Implications of Opioid Use Disorders for Employers
Workplace overdose deaths have increased 536% since 2011 and overdoses are now the cause of nearly one in 11 worker deaths on the job. Opioids are the main cause of these deaths and no employer is immune: all employee demographics, industries and occupations are impacted. Additionally, some of the most frequent occupational injuries involving days away from work – overexertion, bodily reaction, and slips, trips and falls – can result in an opioid prescription. People who take opioids for too long or in doses too large are more at risk of developing an opioid use disorder (OUD) and more likely to die of a drug overdose.
The opioid epidemic can significantly affect workplaces, impacting safety, employee health and wellness, and even an employer’s bottom line. Opioids can impair thinking and reaction time, which can lead to serious errors when performing tasks that require focus, attention to detail or the need to react quickly.
And while employees in recovery often have lower turnover rates, are less likely to miss work days, less likely to be hospitalized and have fewer doctor visits than their peers, employees with OUDs frequently have increased absenteeism and reduced productivity, which have a significant impact to the bottom line.

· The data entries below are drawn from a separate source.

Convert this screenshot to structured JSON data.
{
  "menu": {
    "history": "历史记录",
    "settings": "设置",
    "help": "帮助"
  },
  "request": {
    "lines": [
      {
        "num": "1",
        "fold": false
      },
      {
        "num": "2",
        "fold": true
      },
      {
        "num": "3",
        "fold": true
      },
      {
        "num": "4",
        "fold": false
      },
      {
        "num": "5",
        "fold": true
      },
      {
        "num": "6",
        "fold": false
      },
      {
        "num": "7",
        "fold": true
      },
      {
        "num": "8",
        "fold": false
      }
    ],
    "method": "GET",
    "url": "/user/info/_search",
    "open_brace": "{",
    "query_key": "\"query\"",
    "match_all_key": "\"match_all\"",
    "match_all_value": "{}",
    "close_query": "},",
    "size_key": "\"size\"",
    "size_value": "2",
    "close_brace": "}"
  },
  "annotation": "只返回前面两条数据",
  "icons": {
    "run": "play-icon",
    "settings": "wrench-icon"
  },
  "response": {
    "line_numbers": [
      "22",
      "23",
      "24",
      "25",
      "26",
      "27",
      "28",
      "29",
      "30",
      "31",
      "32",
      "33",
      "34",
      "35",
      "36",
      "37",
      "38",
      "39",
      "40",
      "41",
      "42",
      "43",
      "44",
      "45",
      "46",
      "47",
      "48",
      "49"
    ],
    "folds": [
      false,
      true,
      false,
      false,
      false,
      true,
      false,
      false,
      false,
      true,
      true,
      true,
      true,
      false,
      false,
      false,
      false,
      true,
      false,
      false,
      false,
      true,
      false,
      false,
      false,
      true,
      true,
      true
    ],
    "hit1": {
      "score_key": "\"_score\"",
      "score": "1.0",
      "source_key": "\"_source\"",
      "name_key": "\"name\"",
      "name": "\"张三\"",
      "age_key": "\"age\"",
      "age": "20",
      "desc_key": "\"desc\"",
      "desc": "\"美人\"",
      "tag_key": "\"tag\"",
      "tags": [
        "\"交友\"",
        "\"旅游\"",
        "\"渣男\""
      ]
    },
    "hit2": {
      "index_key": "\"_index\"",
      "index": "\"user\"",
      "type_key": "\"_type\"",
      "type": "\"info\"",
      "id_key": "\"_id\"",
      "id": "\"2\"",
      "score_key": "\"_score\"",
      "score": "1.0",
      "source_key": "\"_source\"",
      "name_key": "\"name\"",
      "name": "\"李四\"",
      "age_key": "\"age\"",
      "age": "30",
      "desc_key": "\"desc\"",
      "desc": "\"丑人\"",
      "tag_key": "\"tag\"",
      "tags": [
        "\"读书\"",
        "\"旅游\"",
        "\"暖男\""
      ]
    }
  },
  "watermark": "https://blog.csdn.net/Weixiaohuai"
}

There are also costs associated with job turnover and re-training, employee dependents, and more.
While employee OUDs can have serious effects on workers and the workplace, employer actions to address them can directly support the safety and wellbeing of their workforce, and even help the organization save on costs. Learn more about the benefits of becoming a recovery-ready workplace.